So that’s why when you’re not having a tsunami you build very strong defenses, you have a tsunami alarm, alert system. Early warning. You have emergency tools. you have arrangements with other countries to help you.

So it’s the same way with us. We strengthen our precepts by making consistent determinations, up and up. If there’s a crack in our wall—like a crack in our precepts—we do sojong (posada) like we’re doing today, we repair it and restore it. We establish relationships with other people who can help us if we have a tsunami. We have an early alarm system, so that with mindfulness we can detect attachment starting to arise when it’s small and stop it right there.

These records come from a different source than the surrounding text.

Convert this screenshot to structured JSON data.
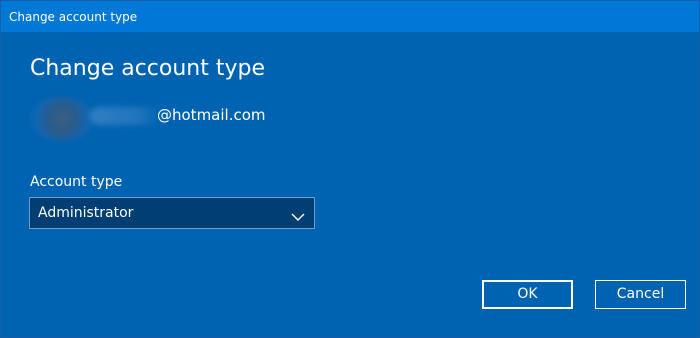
{
  "window": {
    "title": "Change account type"
  },
  "dialog": {
    "heading": "Change account type",
    "account": {
      "email_suffix": "@hotmail.com"
    },
    "account_type": {
      "label": "Account type",
      "selected": "Administrator"
    },
    "buttons": {
      "ok_label": "OK",
      "cancel_label": "Cancel"
    }
  },
  "colors": {
    "background": "#0063b1",
    "titlebar": "#0078d7",
    "dropdown": "#003e74",
    "text": "#ffffff"
  },
  "icons": {
    "dropdown": "chevron-down-icon",
    "avatar": "blurred-avatar"
  }
}
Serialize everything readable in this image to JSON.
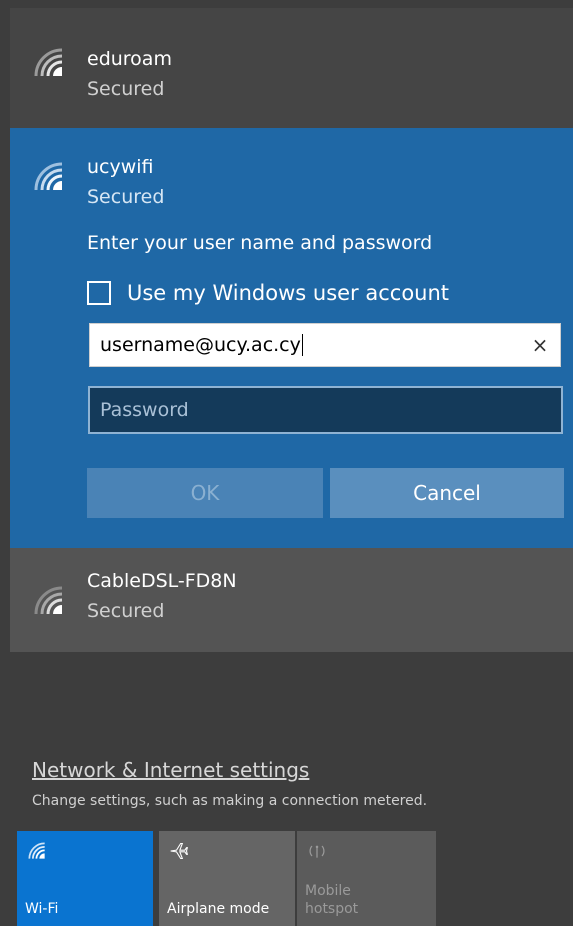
{
  "networks": [
    {
      "name": "eduroam",
      "status": "Secured"
    },
    {
      "name": "ucywifi",
      "status": "Secured"
    },
    {
      "name": "CableDSL-FD8N",
      "status": "Secured"
    }
  ],
  "connect_form": {
    "prompt": "Enter your user name and password",
    "checkbox_label": "Use my Windows user account",
    "checkbox_checked": false,
    "username_value": "username@ucy.ac.cy",
    "clear_symbol": "×",
    "password_placeholder": "Password",
    "ok_label": "OK",
    "cancel_label": "Cancel"
  },
  "settings": {
    "link": "Network & Internet settings",
    "description": "Change settings, such as making a connection metered."
  },
  "quick_actions": [
    {
      "label": "Wi-Fi",
      "icon": "wifi-icon",
      "active": true
    },
    {
      "label": "Airplane mode",
      "icon": "airplane-icon",
      "active": false
    },
    {
      "label": "Mobile\nhotspot",
      "icon": "hotspot-icon",
      "active": false
    }
  ],
  "colors": {
    "accent": "#0a74d0",
    "selected_network_bg": "#1f68a6"
  }
}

You know, that’s really the thing is to be able to detect it when it’s small and stop it. Deflect it. Oppose it. Do something. But if we don’t have good mindfulness and introspective awareness, then when it comes in the mind we just keep on doing it. It’s like somebody ignoring the early alarm system for the tsunami and, “Well, I’ll just have a few more things to pick up at the store and then I’ll go to the high land.” No, you don’t have any time.” So it is, too, when we have strong introspective awareness, to notice that and then immediately apply the antidote. Not just, “Well, you know, it’s kind of pleasant having attachment, so I’ll just enjoy it for a while and then I’ll apply the antidote.” [Shakes head.] No. Because by the time that happens, the tsunami has hit.

So this analogy of a flood is a really appropriate one. And of course, thank goodness we have things we can do about floods.

At the Abbey we have fire insurance. We don’t have flood insurance. There’s very little chance to have a flood here because we’re up high and it rolls off. So in the same way, in our minds, we try and gain realizations to uplift our minds, and then there’s no chance of the flood of attachment happening. Because it’s gone.

I find these kind of analogies very helpful. Because then when you see something … you know, you’re just walking along and you see some external object, then it reminds you of the analogy and it brings in the whole remembrance of how to work with your mind and what you want to do. So, very very helpful to have these things.

Venerable Thubten Chodron

Venerable Chodron emphasizes the practical application of Buddha’s teachings in our daily lives and is especially skilled at explaining them in ways easily understood and practiced by Westerners. She is well known for her warm, humorous, and lucid teachings. She was ordained as a Buddhist nun in 1977 by Kyabje Ling Rinpoche in Dharamsala, India, and in 1986 she received bhikshuni (full) ordination in Taiwan. Read her full bio.